Cedric's achievement in crafting high-quality Meunier-driven champagne is largely attributed to his commitment to sustainable practices throughout his domain, from the vines to the winery. Embracing biodiversity, he introduces animals and wildlife into the vineyards, creating a farm with chickens, pigs, and sheep.. Using a self-burned raw form of sulfur to maintain low levels, he prioritizes environmentally friendly practices. The winery, constructed in 2010, ensures self-sufficiency in electricity through solar panels. A well provides 70% of their water needs, with any wastewater distributed in fields and compost. In winemaking, Cedric aims to reflect the soil, opting for stainless steel and malolactic fermentation.
Above all, Cedric's relentless pursuit of excellence is evident in his continuous questioning. His pioneering spirit, innate optimism, passion for his craft, pride in his family's history and village, and remarkable intelligence are palpable when interacting with him. He embraces collaboration, willingly sharing ideas and practices with others, recognizing that a collective commitment to shared knowledge and quality enhances the entire region.
Coinciding with the 100 year anniversary, Famille Moussé has done a little rebranding, and has completely changed their labels, as well as some of their range. Their new labels, more modern in style, are meant to give the consumer a more in depth understanding of the house, style, and details of the cuvée. You will find 3 different symbols on the labels, one that will tell the story of their history, a symbol about the terroir or the winemaking, and a symbol suggesting a food pairing. To bring this to life, there is a small REID chip hidden behind the label, and when you bring your smartphone close to the label, a video will launch and tell the story.
One Mois, One Chef
This specific dinner held a special charm for me. Having enjoyed Cedric's wines on multiple occasions and making it a point to dine at Domaine Les Crayeres whenever I visit Champagne, combining the two experiences was truly mind-blowing.
About Philippe Mille
With experience in the kitchens of Bordier, Grondart, Anton, and Roth, and having served as Yannick Alléno's key collaborator at Le Scribe and subsequently Le Meurice, he successfully earned the first Michelin star for Domaine Les Crayères in 2011, followed by a second in 2012. Philippe Mille, drawing inspiration from both the seasons and the Champagne region, is the creative force behind the menus at the two distinguished restaurants: Le Parc ** and Le Jardin.

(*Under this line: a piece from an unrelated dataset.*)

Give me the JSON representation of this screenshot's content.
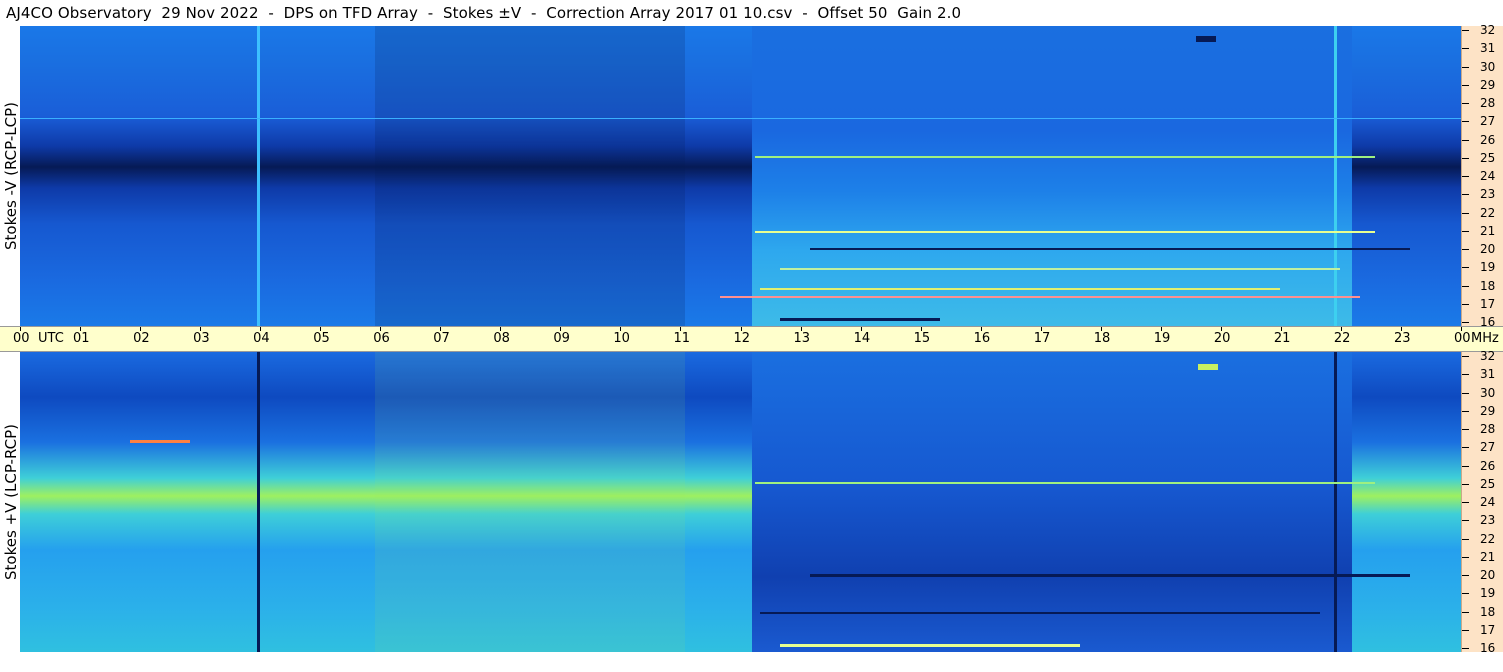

June is strawberry season in Champagne, and so our dessert of the evening featured strawberries from Fraises et Compagnie, a family farm located in Voipreux. This was the best dessert of my entire trip in Champagne, the perfect marriage between a talented chef, and top quality produce.
The menu for the evening, along with photos are below. I know the year is drawing to an end, but if you get the chance, I highly encourage you to grab any of the wines below, and toast to Famille Moussé, 100 years of history and innovation, and to really delicious Meunier!
TOMATES DE PLEINE TERRE
Les Vignes de mon Village
ASPERGES BLANCHES DE CHAMPAGNE
Les Terres d’Illite, 2019
HOMARD GRILLÉ AU BRASERO
Eugéne Longue Garde
ST PIERRE À LA VAPEUR D’ARGUMES
FILET DE VEAU À LA FICELLE
Les Fortes Terres, 2018
MILLEFEUILLE DE TOMME DES ARDENNES
TARTE AUX FRAISES EN CHAUD FROID
La Recette d’Edmond